Part-time workers and the hard-core unemployed have almost tripled during Greece’s debt crisis despite a recent drop in the jobless rate, according to the largest labour union GSEE.
Hundreds of thousands of people have lost their jobs in Greece since it tumbled into crisis in 2010. With one in five now unemployed, others have lost almost a third of their incomes due to austerity measures and labour reforms agreed under three international bailouts.
Unemployment, at 21% in the second quarter, has decreased but it is still the highest in the eurozone. Unregistered work and part-time contract jobs have increased as businesses are desperate to cut costs.
About 267,000 workers are currently part time, compared to 99,000 in 2008; a year before the crisis broke out, the institute said. Apart from long-term unemployed, discouraged job seekers, who have given up on actively seeking work, the numbers have increased to 109,000 from 37,000 over the same period, it added.
More than 645,000 jobs were lost in agriculture, manufacturing, construction and the retail sector during the crisis, it said.
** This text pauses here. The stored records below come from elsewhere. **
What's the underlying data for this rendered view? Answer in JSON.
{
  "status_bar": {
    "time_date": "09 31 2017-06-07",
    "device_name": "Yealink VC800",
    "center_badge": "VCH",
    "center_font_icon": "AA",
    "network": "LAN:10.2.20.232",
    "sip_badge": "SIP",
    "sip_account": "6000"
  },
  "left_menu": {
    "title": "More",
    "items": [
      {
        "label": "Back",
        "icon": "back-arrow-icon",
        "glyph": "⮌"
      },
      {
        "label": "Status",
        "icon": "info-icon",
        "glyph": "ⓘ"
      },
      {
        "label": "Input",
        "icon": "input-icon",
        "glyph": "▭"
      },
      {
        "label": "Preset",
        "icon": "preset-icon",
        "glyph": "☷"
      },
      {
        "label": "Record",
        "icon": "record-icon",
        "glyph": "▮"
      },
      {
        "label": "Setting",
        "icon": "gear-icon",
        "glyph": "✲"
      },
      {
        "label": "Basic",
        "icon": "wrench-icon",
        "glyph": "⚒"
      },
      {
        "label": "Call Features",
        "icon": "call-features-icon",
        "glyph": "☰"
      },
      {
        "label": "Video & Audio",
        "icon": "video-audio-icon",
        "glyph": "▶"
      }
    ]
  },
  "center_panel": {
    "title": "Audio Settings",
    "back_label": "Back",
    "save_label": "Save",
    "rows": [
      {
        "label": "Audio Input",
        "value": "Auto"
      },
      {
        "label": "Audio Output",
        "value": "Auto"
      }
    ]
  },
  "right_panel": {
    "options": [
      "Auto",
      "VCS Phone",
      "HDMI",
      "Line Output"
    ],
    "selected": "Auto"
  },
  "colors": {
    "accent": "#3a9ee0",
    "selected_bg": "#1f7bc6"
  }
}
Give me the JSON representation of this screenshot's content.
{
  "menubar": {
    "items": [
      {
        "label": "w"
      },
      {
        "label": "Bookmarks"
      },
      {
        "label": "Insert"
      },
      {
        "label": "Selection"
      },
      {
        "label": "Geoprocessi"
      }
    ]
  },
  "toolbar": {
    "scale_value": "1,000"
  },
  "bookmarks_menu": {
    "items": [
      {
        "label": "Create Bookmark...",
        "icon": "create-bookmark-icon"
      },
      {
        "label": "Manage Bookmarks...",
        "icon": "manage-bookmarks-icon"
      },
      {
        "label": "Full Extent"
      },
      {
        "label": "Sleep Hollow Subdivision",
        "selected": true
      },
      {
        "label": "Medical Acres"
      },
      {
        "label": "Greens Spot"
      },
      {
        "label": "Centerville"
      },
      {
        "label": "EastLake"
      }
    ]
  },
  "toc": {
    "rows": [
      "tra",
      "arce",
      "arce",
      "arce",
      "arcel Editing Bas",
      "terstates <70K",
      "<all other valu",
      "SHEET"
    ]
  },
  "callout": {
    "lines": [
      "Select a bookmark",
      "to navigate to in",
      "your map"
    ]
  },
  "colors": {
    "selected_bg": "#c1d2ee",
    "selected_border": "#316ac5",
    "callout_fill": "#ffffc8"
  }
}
A small rise in employment is currently registered in the sectors of energy, tourism and administration.
With an increase in flexible forms of work, about 48% of jobs created in the first seven months of the year were part-time, GSEE said, adding that the average monthly salary of part-time workers is 397 euros.